Associate Professor Promotion: Scholarship in Research
National recognition for research at the Associate Professor level entails clear evidence of independent research with a focused body of publications, national visibility of the research findings, and evidence of continuing extramural support for the research.
National recognition for scholarship in research is primarily judged by impact on the field. Generally, impact is documented by dissemination of one’s research through publication in peer-reviewed journals. Publication is the most important avenue for achieving national recognition in one’s field. To document national recognition as an outstanding investigator in the faculty member’s field, candidates for appointment or promotion to the rank of Associate Professor must have accomplished a body of novel research and published this research in high quality first-authored and/or last-authored, peer-reviewed, scientific papers. Such publications may include reports of original basic, clinical, or translational research and/or important clinical applications of basic science. Case reports and reviews are weighted significantly less than original peer-reviewed publications. The impact of the publications and role of the faculty member in the publication (e.g., as first or last author versus co-author) are more important than the number of publications.
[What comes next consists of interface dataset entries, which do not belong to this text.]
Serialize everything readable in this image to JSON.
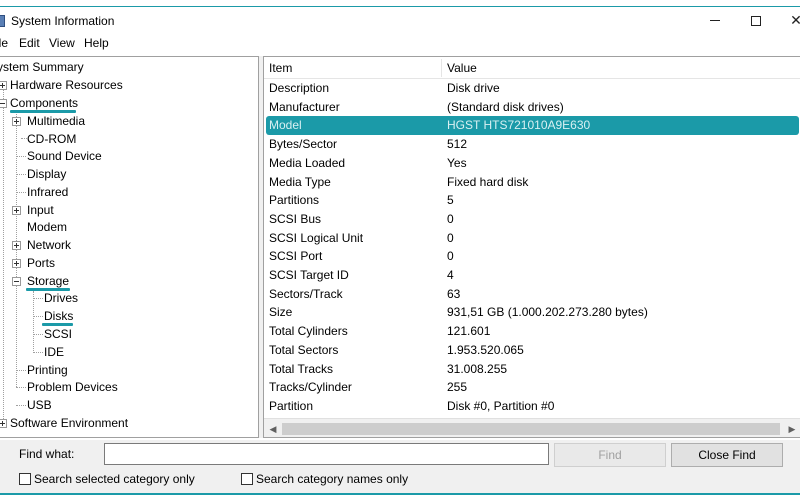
{
  "window": {
    "title": "System Information",
    "controls": [
      "minimize",
      "maximize",
      "close"
    ]
  },
  "menu": {
    "items": [
      "ile",
      "Edit",
      "View",
      "Help"
    ]
  },
  "tree": {
    "items": [
      {
        "label": "ystem Summary"
      },
      {
        "label": "Hardware Resources",
        "expander": "plus"
      },
      {
        "label": "Components",
        "expander": "minus",
        "highlighted": true
      },
      {
        "label": "Multimedia",
        "expander": "plus"
      },
      {
        "label": "CD-ROM"
      },
      {
        "label": "Sound Device"
      },
      {
        "label": "Display"
      },
      {
        "label": "Infrared"
      },
      {
        "label": "Input",
        "expander": "plus"
      },
      {
        "label": "Modem"
      },
      {
        "label": "Network",
        "expander": "plus"
      },
      {
        "label": "Ports",
        "expander": "plus"
      },
      {
        "label": "Storage",
        "expander": "minus",
        "highlighted": true
      },
      {
        "label": "Drives"
      },
      {
        "label": "Disks",
        "highlighted": true
      },
      {
        "label": "SCSI"
      },
      {
        "label": "IDE"
      },
      {
        "label": "Printing"
      },
      {
        "label": "Problem Devices"
      },
      {
        "label": "USB"
      },
      {
        "label": "Software Environment",
        "expander": "plus"
      }
    ]
  },
  "list": {
    "headers": {
      "item": "Item",
      "value": "Value"
    },
    "rows": [
      {
        "item": "Description",
        "value": "Disk drive"
      },
      {
        "item": "Manufacturer",
        "value": "(Standard disk drives)"
      },
      {
        "item": "Model",
        "value": "HGST HTS721010A9E630",
        "selected": true
      },
      {
        "item": "Bytes/Sector",
        "value": "512"
      },
      {
        "item": "Media Loaded",
        "value": "Yes"
      },
      {
        "item": "Media Type",
        "value": "Fixed hard disk"
      },
      {
        "item": "Partitions",
        "value": "5"
      },
      {
        "item": "SCSI Bus",
        "value": "0"
      },
      {
        "item": "SCSI Logical Unit",
        "value": "0"
      },
      {
        "item": "SCSI Port",
        "value": "0"
      },
      {
        "item": "SCSI Target ID",
        "value": "4"
      },
      {
        "item": "Sectors/Track",
        "value": "63"
      },
      {
        "item": "Size",
        "value": "931,51 GB (1.000.202.273.280 bytes)"
      },
      {
        "item": "Total Cylinders",
        "value": "121.601"
      },
      {
        "item": "Total Sectors",
        "value": "1.953.520.065"
      },
      {
        "item": "Total Tracks",
        "value": "31.008.255"
      },
      {
        "item": "Tracks/Cylinder",
        "value": "255"
      },
      {
        "item": "Partition",
        "value": "Disk #0, Partition #0"
      }
    ]
  },
  "find": {
    "label": "Find what:",
    "input_value": "",
    "find_button": "Find",
    "close_button": "Close Find",
    "search_selected_label": "Search selected category only",
    "search_names_label": "Search category names only",
    "search_selected_checked": false,
    "search_names_checked": false
  },
  "colors": {
    "accent": "#1b9aa8",
    "selected_text": "#d8f0f2",
    "pane_border": "#a0a0a0",
    "bar_bg": "#f0f0f0"
  }
}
However, usually a substantial number of publications will be necessary to be considered for appointment or promotion Associate Professor.
Assessment of how well the publication record demonstrates national recognition in one’s field will include consideration of the following factors:
- Quality of the work - Publications should be based on outstanding, original, and innovative research findings and/or important and novel clinical applications of basic research.
- Authorship – Papers on which the faculty member is the first or senior author carry the greatest weight. Co-authored papers may be reflective of national recognition if there is evidence of the individual’s pivotal role in the study.
- Quality of the journal – It is essential that publications are in journals of the highest quality and impact in the candidate’s area of research. Quality of the journals in which the candidate’s research is published reflects peer recognition and importance of the work for the field.
- Citation index – Highly cited original research papers may also demonstrate national recognition in one’s field. It is recognized that more recently published articles have lower numbers of citations.
In addition to publications, editorship of a high profile journal or textbook or the development and dissemination of intellectual properties may also be considerations in the promotional process.
National recognition for research may be documented by: Acquiring funding of investigator-initiated research through grants and contracts through peer review by investigators engaged in the same domain of research. Successful funding generally reflects recognition of the importance or innovation of the primary investigator’s research. The faculty member’s role as Principal Investigator on grants or projects of Program Project Grants is an important consideration in assessing how well the funding demonstrates national recognition of that faculty member. In addition, when a co-investigator’s contribution is critical to the research as reflected by significant commitment of effort and specific expertise, funding also reflects recognition of co-investigator’s scholarship.
Some examples of peer-review awards that support the candidate’s creative scholarship include:
- RO1, R21 or PO1 grants from NIH
- Independent investigator awards from NSF
- Training grants that support predoctoral or postdoctoral trainees
- Awards or grants from private foundations (e.g., American Heart Association)